:: EXTRACTED RECORDS ::
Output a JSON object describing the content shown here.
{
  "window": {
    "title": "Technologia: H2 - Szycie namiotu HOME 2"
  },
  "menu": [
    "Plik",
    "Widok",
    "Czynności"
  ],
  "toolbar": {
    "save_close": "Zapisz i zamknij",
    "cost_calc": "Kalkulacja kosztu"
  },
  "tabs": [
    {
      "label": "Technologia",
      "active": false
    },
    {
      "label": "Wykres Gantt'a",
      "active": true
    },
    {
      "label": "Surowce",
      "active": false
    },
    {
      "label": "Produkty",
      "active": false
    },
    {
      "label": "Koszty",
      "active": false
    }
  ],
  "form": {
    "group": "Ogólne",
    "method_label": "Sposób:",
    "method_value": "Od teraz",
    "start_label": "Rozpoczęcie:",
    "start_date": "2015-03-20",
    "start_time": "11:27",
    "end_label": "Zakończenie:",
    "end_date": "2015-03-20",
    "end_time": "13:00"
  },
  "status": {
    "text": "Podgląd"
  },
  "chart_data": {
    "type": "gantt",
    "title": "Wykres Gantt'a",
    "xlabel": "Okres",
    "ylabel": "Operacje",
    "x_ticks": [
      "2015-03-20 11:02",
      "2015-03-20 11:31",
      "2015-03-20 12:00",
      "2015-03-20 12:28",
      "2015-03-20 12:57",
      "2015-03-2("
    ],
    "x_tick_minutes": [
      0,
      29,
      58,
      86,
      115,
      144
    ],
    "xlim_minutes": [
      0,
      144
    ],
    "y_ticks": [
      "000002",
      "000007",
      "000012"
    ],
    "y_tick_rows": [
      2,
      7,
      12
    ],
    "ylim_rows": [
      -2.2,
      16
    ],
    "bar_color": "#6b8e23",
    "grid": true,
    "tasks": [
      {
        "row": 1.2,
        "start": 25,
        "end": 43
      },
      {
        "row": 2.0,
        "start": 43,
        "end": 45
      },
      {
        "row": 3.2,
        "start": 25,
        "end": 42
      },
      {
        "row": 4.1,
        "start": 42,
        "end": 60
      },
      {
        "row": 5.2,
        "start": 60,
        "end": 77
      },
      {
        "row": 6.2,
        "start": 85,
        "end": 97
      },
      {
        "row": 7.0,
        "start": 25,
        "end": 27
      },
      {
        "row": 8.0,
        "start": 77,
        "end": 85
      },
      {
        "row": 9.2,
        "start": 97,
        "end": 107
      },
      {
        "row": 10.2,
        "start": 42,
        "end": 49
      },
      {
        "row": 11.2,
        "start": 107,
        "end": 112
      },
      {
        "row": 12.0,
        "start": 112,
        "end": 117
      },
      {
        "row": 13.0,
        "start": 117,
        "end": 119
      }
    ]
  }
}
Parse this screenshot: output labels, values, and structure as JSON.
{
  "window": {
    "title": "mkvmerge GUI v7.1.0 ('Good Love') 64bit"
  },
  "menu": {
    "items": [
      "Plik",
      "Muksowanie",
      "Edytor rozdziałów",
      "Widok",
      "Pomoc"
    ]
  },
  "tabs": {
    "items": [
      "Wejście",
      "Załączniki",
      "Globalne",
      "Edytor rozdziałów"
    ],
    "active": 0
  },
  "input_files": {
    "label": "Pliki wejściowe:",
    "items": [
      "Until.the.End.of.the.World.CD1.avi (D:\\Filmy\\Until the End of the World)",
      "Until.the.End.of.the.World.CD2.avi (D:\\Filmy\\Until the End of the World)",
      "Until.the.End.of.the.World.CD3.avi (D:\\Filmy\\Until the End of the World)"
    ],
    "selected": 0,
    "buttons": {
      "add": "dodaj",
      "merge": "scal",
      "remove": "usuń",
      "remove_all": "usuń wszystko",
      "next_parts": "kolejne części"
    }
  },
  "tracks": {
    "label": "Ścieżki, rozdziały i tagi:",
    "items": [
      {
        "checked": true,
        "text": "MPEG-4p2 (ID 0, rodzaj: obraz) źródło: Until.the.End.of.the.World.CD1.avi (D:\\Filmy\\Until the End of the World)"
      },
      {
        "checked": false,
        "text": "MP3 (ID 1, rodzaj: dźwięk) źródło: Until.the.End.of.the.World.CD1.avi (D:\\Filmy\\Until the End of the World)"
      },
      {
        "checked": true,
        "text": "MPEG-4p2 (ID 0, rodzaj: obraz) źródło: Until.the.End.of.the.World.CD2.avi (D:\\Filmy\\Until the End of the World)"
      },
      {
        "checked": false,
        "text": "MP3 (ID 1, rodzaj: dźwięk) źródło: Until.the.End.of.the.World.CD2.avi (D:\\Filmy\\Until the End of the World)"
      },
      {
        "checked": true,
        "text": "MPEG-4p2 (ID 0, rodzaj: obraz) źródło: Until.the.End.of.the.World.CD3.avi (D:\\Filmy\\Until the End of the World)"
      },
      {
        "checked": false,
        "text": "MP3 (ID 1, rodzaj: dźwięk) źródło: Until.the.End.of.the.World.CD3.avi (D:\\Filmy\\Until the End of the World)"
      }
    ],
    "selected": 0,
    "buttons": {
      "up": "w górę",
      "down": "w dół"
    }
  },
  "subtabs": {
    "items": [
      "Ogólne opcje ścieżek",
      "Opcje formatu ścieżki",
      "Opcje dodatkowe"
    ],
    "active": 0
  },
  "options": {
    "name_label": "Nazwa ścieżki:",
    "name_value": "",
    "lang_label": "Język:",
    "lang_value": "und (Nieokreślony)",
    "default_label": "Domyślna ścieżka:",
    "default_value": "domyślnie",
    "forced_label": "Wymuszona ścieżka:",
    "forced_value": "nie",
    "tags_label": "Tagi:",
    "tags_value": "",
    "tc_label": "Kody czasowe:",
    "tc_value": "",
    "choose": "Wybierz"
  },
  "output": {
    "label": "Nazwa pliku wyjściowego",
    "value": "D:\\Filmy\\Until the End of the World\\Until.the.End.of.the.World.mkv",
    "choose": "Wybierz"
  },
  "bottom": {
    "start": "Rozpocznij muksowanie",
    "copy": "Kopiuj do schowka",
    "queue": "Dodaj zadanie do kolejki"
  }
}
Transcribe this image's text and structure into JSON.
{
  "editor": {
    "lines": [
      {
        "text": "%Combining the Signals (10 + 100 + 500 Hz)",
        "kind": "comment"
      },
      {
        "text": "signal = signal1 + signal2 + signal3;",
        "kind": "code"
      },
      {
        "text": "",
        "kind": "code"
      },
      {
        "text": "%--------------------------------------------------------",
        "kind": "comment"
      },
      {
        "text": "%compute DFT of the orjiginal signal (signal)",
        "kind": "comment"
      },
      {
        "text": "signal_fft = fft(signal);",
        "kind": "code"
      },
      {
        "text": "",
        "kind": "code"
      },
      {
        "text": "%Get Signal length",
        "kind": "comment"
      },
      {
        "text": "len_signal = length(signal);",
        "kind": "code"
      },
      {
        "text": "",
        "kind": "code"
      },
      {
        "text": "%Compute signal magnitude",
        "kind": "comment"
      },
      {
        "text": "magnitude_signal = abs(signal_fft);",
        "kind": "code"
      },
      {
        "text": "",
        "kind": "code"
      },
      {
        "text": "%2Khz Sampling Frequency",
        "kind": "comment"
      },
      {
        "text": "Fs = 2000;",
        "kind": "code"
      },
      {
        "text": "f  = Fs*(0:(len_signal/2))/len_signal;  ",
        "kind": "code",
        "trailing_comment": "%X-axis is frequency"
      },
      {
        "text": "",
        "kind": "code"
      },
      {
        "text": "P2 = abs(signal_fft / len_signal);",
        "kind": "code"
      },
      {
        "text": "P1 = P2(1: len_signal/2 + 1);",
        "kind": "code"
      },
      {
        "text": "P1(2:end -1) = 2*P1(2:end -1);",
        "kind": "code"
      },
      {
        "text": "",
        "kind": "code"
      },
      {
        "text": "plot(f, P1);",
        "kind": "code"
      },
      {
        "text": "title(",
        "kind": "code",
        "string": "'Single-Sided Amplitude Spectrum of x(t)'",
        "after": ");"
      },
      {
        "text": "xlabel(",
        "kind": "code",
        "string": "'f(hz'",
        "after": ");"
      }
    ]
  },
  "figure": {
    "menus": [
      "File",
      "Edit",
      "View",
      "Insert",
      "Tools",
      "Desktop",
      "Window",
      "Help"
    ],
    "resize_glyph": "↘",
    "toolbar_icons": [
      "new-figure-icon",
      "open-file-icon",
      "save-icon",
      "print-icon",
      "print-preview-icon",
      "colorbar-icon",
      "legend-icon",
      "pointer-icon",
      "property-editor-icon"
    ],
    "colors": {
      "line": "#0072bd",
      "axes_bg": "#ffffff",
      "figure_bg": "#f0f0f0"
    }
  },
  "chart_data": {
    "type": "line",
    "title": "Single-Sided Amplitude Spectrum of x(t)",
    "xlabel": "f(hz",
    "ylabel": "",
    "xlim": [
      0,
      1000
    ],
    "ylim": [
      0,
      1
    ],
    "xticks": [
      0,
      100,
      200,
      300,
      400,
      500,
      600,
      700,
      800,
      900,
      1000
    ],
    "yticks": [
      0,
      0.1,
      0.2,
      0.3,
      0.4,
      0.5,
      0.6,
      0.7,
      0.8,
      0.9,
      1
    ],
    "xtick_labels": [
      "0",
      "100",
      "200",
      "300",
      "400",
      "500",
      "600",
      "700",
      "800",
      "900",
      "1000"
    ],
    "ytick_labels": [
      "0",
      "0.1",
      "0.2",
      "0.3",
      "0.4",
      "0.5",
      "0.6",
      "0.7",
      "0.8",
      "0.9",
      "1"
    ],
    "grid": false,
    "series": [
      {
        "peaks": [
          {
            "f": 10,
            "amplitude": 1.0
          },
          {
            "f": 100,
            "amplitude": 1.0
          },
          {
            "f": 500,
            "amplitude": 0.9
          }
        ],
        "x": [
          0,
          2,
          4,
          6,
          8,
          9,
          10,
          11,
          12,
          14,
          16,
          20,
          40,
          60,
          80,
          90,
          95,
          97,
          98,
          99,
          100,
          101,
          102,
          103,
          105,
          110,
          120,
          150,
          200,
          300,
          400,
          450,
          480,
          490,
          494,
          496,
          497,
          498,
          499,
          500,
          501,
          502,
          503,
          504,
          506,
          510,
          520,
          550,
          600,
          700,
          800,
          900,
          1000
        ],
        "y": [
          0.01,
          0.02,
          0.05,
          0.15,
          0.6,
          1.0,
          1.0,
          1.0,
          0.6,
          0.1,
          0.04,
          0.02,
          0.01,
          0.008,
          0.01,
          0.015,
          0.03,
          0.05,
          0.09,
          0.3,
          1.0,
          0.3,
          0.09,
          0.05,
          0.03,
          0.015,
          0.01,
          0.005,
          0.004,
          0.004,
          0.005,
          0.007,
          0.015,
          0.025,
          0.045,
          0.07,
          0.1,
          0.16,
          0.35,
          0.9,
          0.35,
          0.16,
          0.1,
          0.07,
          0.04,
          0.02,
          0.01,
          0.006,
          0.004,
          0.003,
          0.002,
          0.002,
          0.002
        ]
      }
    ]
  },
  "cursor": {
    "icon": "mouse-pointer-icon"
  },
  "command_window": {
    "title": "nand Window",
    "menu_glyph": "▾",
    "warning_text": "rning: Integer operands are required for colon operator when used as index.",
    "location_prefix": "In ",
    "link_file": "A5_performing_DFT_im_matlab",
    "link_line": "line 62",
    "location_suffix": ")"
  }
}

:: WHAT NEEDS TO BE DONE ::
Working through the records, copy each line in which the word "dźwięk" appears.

:: SOLUTION BELOW ::
        "text": "MP3 (ID 1, rodzaj: dźwięk) źródło: Until.the.End.of.the.World.CD1.avi (D:\\Filmy\\Until the End of the World)"
        "text": "MP3 (ID 1, rodzaj: dźwięk) źródło: Until.the.End.of.the.World.CD2.avi (D:\\Filmy\\Until the End of the World)"
        "text": "MP3 (ID 1, rodzaj: dźwięk) źródło: Until.the.End.of.the.World.CD3.avi (D:\\Filmy\\Until the End of the World)"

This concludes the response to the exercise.